Iran conducted a large-scale military exercise in its southeastern areas near Pakistan, showcasing a range of aircraft and missile systems.
Who Were the ‘Terrorists’ Targeted?
Jaish al-Adl (Iran’s Target)
Iran’s focus inside Pakistan was on Jaish al-Adl, an ethnic Baloch and Sunni group advocating for better conditions in the Sistan-Baluchestan province. Tehran designates it as a “terrorist” group due to its history of deadly assaults on Iranian outposts and security forces, stemming from the Jundallah group.
Balochistan Liberation Front (BLF) and Balochistan Liberation Army (BLA) (Pakistan’s Targets)
Pakistan targeted the BLF and BLA, armed separatist groups responsible for multiple attacks within Pakistan. The BLF denied casualties and dismissed earlier reports of airstrikes hitting its positions inside Iran.
Background of Tensions
The cross-border strikes occurred amid ongoing border tensions, with past attacks by Jaish al-Adl launched from inside Pakistan.
Implications of Iranian Attacks
The airstrikes happened within the broader context of Israel’s conflict with Gaza, aligning the Iran-backed “axis of resistance” against Western alliances. This marks the first time Iran and Pakistan launched direct assaults on each other’s territory since 1988.
Iran’s attacks on Pakistan coincided with missile launches on Iraq and Syria, showcasing the precision and capabilities of its extensive missile arsenal. The strikes were framed as revenge for bombings in Kerman, serving to assuage domestic calls for retaliation.
Targeted Strikes in Iraq and Syria
In Iraq, Iran claimed to hit a Mossad-linked target, emphasizing precision. In Syria’s Idlib, the IRGC used a new ballistic missile, Kheibar Shekan, with an impressive range of 1,450km.
Message to Adversaries
The extensive missile displays send a clear message, highlighting Iran’s military strength and its ability to reach distant targets. The capability to cover significant distances raises concerns about the extent of Iran’s deterrence and its potential impact on regional stability.

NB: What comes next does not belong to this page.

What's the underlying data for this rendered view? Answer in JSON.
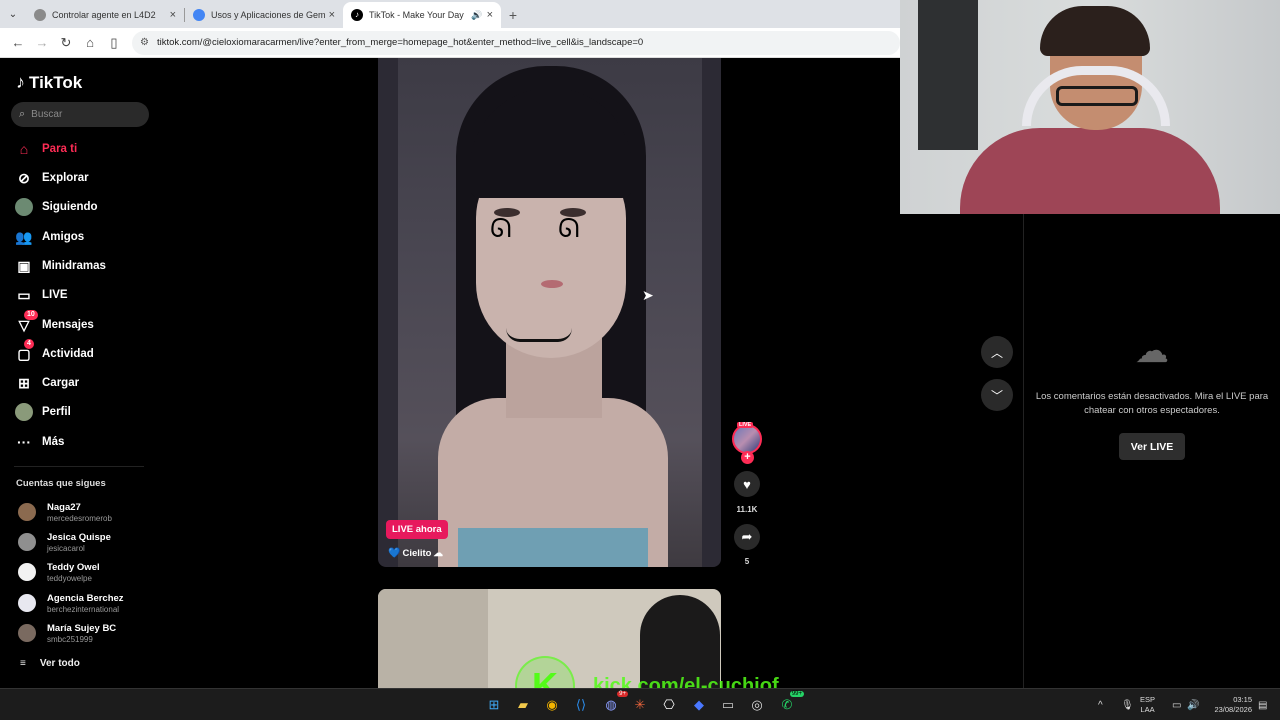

While the strikes on Pakistan covered a shorter distance, they were part of a broader display of force aimed at increasing Iran’s deterrence without pushing the country into an all-out war.